Planting the green asparagus was a doddle in comparison, a much smaller 20cm trench and a level surface fill and it was done in a jiffy. A fairly healthy spacing between the rows and we still have space left in this permanent bed for one more row. I’ll keep an eye out for a slightly different variety for next year and will pop in another row in 2007 – a mix of varieties is important to avoid having a glut at one time and an extended harvesting season. We should be sorted now for crops for much of April, May and June for ooh.. I dunno, the next couple of decades!
It was a little over a year ago when we sat out, in early March, enjoying our first outdoors evening meal… fast forward twelve months and we can enjoy something of a contrast.
After what seems like a fairly drawn out winter we enjoyed some spectacular weather in the last 24 hours that can only really be described as a mini Ice storm. It started Friday with rain, lots and lots of rain.. so much so that surface water was just standing on the surrounding fields. Our house is somewhat elevated over everything nearby so from the rear terrace we have great views over the surrounding fields… and all we could see were puddles. Early Saturday morning the rain turned to sleet and over the progression of a few hours the sleet turned to snow and then the snow started to blow sideways and heavy. When you’re sat indoors in front of a log fire it doesn’t really matter a great deal what’s going on outside.. it was only going to bed late on Saturday evening did I notice that the windows at the front of the house were ramped up with snow.

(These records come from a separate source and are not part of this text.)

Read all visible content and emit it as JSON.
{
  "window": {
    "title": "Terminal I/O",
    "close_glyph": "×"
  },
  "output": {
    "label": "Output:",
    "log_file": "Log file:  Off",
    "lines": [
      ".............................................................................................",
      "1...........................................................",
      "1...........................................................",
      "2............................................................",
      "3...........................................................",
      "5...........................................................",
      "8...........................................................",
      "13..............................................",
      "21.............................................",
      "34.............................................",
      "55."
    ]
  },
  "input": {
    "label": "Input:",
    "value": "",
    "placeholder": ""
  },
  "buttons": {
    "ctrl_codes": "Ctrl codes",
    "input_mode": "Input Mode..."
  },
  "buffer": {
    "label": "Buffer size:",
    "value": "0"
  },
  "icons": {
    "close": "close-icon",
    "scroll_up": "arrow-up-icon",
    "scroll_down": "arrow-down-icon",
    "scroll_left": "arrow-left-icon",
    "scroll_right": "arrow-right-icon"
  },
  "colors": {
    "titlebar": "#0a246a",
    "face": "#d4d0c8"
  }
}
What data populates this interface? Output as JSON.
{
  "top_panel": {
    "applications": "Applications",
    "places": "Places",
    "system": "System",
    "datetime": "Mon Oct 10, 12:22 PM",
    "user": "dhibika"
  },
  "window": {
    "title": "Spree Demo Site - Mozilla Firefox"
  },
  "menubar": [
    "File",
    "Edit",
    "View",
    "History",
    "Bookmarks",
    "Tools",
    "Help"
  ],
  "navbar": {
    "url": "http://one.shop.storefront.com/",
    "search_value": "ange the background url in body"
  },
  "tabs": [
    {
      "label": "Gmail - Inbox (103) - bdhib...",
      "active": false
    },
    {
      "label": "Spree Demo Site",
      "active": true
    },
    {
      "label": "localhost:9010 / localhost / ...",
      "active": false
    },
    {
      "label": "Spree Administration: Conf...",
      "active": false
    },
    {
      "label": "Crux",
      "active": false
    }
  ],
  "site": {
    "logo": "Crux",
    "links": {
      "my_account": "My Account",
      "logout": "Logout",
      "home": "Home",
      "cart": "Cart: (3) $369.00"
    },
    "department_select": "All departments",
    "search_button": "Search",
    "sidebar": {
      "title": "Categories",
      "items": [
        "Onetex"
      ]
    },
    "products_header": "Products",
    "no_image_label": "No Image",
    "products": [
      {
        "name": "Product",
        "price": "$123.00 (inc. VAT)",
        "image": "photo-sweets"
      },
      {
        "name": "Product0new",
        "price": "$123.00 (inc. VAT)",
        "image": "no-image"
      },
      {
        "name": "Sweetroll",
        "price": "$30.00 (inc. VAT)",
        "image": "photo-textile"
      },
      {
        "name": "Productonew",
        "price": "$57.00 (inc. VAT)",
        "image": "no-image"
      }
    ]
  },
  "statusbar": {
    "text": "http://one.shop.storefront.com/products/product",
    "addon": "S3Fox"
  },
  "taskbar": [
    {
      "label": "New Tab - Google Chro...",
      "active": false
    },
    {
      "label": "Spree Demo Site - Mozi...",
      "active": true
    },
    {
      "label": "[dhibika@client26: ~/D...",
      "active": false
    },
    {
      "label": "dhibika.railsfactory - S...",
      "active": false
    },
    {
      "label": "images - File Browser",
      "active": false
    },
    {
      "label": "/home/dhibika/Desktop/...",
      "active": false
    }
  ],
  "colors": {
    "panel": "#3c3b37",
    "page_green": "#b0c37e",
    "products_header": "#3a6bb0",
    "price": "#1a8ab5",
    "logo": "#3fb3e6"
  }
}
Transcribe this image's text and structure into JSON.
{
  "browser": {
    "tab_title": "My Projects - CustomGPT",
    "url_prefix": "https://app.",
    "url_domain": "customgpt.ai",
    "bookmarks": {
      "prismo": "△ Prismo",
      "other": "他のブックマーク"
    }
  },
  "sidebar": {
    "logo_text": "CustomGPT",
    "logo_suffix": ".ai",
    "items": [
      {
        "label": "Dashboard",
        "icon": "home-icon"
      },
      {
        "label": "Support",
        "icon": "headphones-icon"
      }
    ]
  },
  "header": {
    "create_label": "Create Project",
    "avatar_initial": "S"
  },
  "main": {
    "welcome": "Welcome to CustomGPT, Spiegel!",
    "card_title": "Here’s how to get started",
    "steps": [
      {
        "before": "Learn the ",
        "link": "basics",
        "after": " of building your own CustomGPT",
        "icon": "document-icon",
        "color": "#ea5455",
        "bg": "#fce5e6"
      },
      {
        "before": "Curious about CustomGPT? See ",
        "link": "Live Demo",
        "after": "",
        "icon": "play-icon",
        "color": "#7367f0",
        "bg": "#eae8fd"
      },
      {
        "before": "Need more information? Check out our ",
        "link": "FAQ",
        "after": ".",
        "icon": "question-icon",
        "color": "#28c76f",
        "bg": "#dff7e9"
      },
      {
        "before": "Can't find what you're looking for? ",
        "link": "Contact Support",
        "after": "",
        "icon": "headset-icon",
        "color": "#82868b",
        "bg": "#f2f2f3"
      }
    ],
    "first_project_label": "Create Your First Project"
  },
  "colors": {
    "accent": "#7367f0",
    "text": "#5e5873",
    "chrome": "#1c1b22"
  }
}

Peering out of the window this morning and we awoke to a spectacular sight.. it had been cold enough overnight for snow-melt to freeze solid and then get snowed-on some more. Everything in the garden was clad in a centimetre of ice and dusted with some more snow. It made for some spectacular pictures.. but we’re concerned for some of the more tender plants.
View of the barns with 30cm icicles
Courtyard cherry tree